The economy of Chile is ranked as a high-income economy by the World Bank, and is considered one of South America’s most stable and prosperous nations. However, current economic conditions are putting a drag on overall growth in Chile. One headwind slowing economic growth in Chile is low consumer confidence and a depreciation of the Chilean peso versus the U.S. dollar, which has driven up the cost of imported goods, in particular automobiles. Chile does not manufacture vehicles domestically.
One silver lining offsetting the slowness in the Chilean economy has been low oil prices, which has helped to keep the current-account deficit manageable.
The mining sector in Chile is one of the key pillars of the Chilean economy. Chile has huge copper reserves, producing more than one-third of all global copper output.
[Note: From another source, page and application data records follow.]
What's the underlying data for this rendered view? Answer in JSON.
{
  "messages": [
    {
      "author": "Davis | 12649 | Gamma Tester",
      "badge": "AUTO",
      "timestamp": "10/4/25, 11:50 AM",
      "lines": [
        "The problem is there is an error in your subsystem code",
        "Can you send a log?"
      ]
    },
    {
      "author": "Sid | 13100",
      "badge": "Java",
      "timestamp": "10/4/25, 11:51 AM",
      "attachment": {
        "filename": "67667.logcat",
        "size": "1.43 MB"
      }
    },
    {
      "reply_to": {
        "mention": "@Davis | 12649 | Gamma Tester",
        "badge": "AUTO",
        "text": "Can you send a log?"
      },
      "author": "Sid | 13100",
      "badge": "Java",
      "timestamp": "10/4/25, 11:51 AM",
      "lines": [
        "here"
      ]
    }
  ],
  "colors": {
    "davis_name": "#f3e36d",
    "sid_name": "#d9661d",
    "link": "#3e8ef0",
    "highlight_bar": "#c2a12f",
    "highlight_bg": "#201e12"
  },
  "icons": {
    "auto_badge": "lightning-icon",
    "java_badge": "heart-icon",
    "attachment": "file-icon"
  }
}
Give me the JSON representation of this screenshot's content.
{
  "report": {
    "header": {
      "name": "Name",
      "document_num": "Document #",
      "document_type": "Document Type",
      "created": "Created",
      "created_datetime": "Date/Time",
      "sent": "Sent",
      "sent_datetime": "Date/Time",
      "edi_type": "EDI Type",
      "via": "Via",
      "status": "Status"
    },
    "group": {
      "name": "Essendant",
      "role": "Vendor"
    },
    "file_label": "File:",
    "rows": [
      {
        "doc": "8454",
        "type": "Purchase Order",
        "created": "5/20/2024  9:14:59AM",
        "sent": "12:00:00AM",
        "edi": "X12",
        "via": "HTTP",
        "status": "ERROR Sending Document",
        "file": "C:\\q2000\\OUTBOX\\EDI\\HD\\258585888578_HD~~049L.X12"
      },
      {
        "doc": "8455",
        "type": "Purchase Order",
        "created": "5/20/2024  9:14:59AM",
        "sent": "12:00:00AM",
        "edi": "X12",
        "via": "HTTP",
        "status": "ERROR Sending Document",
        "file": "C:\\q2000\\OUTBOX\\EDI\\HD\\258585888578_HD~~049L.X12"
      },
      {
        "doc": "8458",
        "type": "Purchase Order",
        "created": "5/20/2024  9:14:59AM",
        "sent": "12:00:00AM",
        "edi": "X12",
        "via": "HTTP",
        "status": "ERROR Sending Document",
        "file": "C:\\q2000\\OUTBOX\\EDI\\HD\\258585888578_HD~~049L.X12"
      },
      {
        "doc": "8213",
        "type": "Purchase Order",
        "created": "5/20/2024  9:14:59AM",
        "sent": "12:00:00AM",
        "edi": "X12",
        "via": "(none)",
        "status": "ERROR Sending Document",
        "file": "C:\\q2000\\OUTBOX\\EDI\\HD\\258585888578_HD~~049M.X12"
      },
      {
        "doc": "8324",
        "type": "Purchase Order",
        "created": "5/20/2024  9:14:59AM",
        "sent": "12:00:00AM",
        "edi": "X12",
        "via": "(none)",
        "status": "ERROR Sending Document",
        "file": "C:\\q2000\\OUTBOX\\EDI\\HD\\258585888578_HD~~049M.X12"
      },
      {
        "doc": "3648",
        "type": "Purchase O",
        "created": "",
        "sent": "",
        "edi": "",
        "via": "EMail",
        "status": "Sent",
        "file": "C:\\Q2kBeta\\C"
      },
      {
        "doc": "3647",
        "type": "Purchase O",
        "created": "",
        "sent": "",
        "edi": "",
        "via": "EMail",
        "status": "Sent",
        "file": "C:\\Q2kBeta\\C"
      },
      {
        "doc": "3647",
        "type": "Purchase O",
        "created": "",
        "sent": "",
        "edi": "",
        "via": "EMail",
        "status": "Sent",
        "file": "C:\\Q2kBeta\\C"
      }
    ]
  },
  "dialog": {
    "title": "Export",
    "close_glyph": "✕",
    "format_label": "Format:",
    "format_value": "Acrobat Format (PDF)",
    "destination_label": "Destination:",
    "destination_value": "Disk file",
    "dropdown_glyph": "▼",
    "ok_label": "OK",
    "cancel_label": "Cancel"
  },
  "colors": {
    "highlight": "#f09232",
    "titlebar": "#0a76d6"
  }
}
Chile is very dependent on resource and mineral extractions to be sold in the export market, which has witnessed a decline in demand and subsequent softening of commodity prices.
“There has been a decrease in pickup segment sales, due to the decrease in the economic activity in the mining sector,” said Marcelo Tezoto, South America fleet sales development manager for GM.
The Chilean government strongly supports foreign investment in the mining sector and has modified its laws and regulations to create a favorable investing environment for foreign companies.
The Automotive Market in Chile
Sales of new vehicles in Chile are forecast to slump, shrinking around 16% in 2016 as confidence and growth remain subdued, according to a report by the Asociación Nacional Automotriz de Chile (ANAC).
After automotive sales declined 16% in 2015 to 282,232 units, annual sales of cars in 2016 are forecast to increase to around 290,000 units.
The top-selling car brands in Chile are GM’s Chevrolet, Hyundai, and Kia.
The total number of vehicles in operation in Chile, includign private fleet, is 4,263,084,